Alumnus posts report from ground zero of debate
At 8pm on Sunday, October 8, approximately 63.6 million viewers nationwide tuned in to watch the second presidential debate between Republican nominee Donald J. Trump, and Democratic nominee Hillary R. Clinton. Although I was one of those viewers, my situation was slightly different, because when I mustered the energy to drag myself off the soft couch in the back of the college newspaper office where I work, went to the nearby window and looked out, I laid eyes upon a few sights that most Americans did not. I saw snipers on the rooftops of the campus buildings, massive television sets that had been erected only days before and would be torn down only hours later, and finally, a mere two minute walk from my current location, I saw the red, white and blue decor of the Gary M. Sumers Recreation Center. Inside, Clinton and Trump were disagreeing with, slinging mud at, and even threatening to jail each other, but for me, the debate itself was merely the expected, if not underwhelming end of my personal introduction to mass media.
This introduction began about a week before the debate itself, as crews from various media outlets set up shop around campus - CNN took over the main quad, Fox News procured a spot overlooking the central green, and MSNBC chose a view which showed some of the finer pieces of architecture at the university. As these construction crews mobbed campus, I was astounded at the sheer size of their undertaking. The stages that one sees on TV were erected, with the entire suite of complementary technology - in just a matter of days. Having started less than a week previously, most of the crews had completed their work by Friday, and when the Washington Post published the now-infamous video in which Mr. Trump appears to brag about sexually assaulting women, I watched coverage of the fallout on CNN, partially reported from Washington University in St. Louis.
Surreal as this was, I couldn’t help but feel slightly underwhelmed.
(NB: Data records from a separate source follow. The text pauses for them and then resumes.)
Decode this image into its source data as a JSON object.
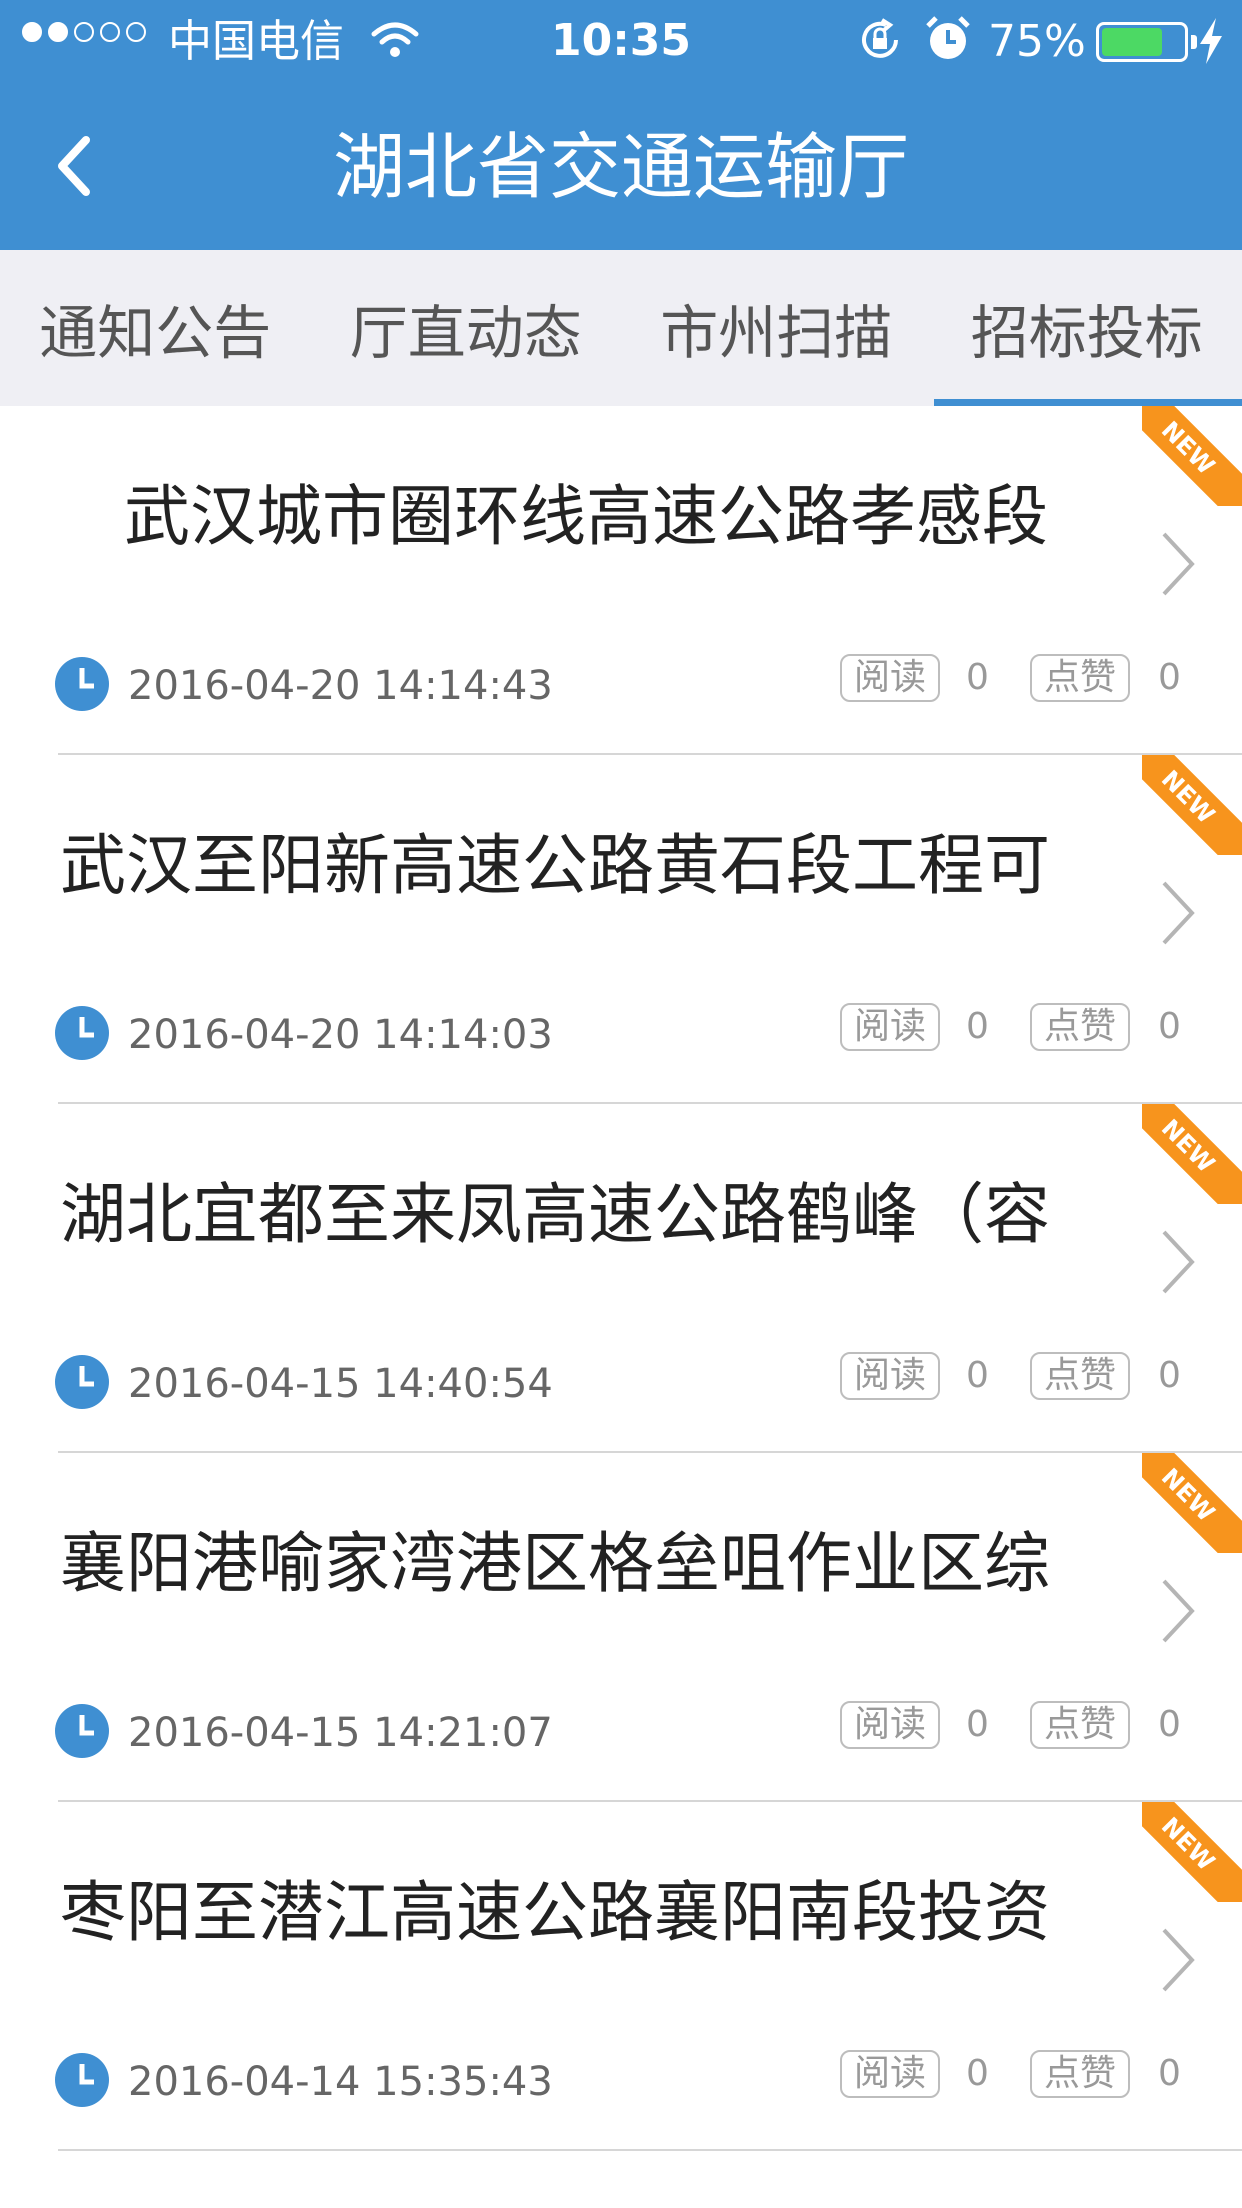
{
  "status_bar": {
    "carrier": "中国电信",
    "time": "10:35",
    "battery_percent": "75%",
    "battery_level": 0.75,
    "signal_dots_filled": 2,
    "signal_dots_total": 5,
    "icons": [
      "wifi-icon",
      "rotation-lock-icon",
      "alarm-icon",
      "battery-icon",
      "charging-bolt-icon"
    ]
  },
  "nav": {
    "title": "湖北省交通运输厅",
    "back_icon": "chevron-left-icon"
  },
  "tabs": [
    {
      "label": "通知公告",
      "active": false
    },
    {
      "label": "厅直动态",
      "active": false
    },
    {
      "label": "市州扫描",
      "active": false
    },
    {
      "label": "招标投标",
      "active": true
    }
  ],
  "list": {
    "new_badge": "NEW",
    "read_label": "阅读",
    "like_label": "点赞",
    "items": [
      {
        "title": "武汉城市圈环线高速公路孝感段",
        "date": "2016-04-20 14:14:43",
        "reads": "0",
        "likes": "0"
      },
      {
        "title": "武汉至阳新高速公路黄石段工程可",
        "date": "2016-04-20 14:14:03",
        "reads": "0",
        "likes": "0"
      },
      {
        "title": "湖北宜都至来凤高速公路鹤峰（容",
        "date": "2016-04-15 14:40:54",
        "reads": "0",
        "likes": "0"
      },
      {
        "title": "襄阳港喻家湾港区格垒咀作业区综",
        "date": "2016-04-15 14:21:07",
        "reads": "0",
        "likes": "0"
      },
      {
        "title": "枣阳至潜江高速公路襄阳南段投资",
        "date": "2016-04-14 15:35:43",
        "reads": "0",
        "likes": "0"
      }
    ]
  },
  "colors": {
    "primary": "#3f8fd2",
    "new_ribbon": "#f7941d",
    "battery_fill": "#4cd964",
    "tab_bar_bg": "#efeff4"
  }
}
The debate had been billed as the event of 2016 here, and as cool as it was to see CNN reporters give their take on a breaking news story from the grass where I had played intramural soccer only a few days earlier, it didn’t quite seem to be worth the security perimeter that had been set up, the cancellation of various other campus events, and the $5 million investment from the university itself. That would change on Sunday.
On the day of the debate, I was assigned to cover a designated protest zone for non-students on campus. I arrived around 3pm, and immediately understood why so many resources had been put toward hosting such a spectacle. There were not only swaths of passionate protesters in this zone, there was also a massive contingent of reporters from news channels, newspapers, and other media outlets. They were like natural homing beacons, always looking for the next story or happening, and interviewing anyone and everyone in their path. And I was one of them. I talked to supporters of Mr. Trump, Mrs. Clinton, and third-party candidates Gary Johnson and Jill Stein. I managed to snag an interview with an organizer of BRICK x BRICK, an organization which according to its website is dedicated to “[building] the 2016 women’s vote against Donald Trump and misogyny” by forming a “wall of women,” just before a television reporter spoke with her live on air. To chase leads was exhilarating, and by the time I left the protest zone, I was beyond excited.
If I was excited, I can only imagine what was going through the mind of my senior editor and friend Katie Marcus as she sat backstage at the debate, having snagged one of our three press passes. She sat with the likes of Nigel Farage, Kellyanne Conway, and any number of famous journalists; she texted me constantly, starstruck not only by the fact that she was surrounded by such influential people, but also by the fact that she was now one of them. The entire campus, and indeed the entire country, was gradually centering their attention on our very own athletic complex, and Katie was there, at the center of what could prove to be a defining moment in our nation’s history. This, of course, led to a massive sense of building excitement not only for her, but for the entire newsroom, and indeed this build did not dissipate until the candidates walked out onto the debate floor, refusing to shake hands.
The ensuing debate, though not without its cheery moments (thank you Ken Bone), was nasty, factually questionable, and favored insults and tirades over actual policy discussion. For Katie, myself, and everyone else on our campus, however, it represented the culmination of months of planning and preparation, and was among the most thrilling events of my life. When it was over at 10pm, we immediately came crashing back down to earth. My editor-in-chief quickly reminded everyone that we had approximately six hours to put out a newspaper, and everyone snapped into action, writing, editing, and designing. But such is the life of a journalist - never lingering on this story or that, but always forging ahead, on to the next scoop. This scoop just happened to be a great one, and not one I will soon forget.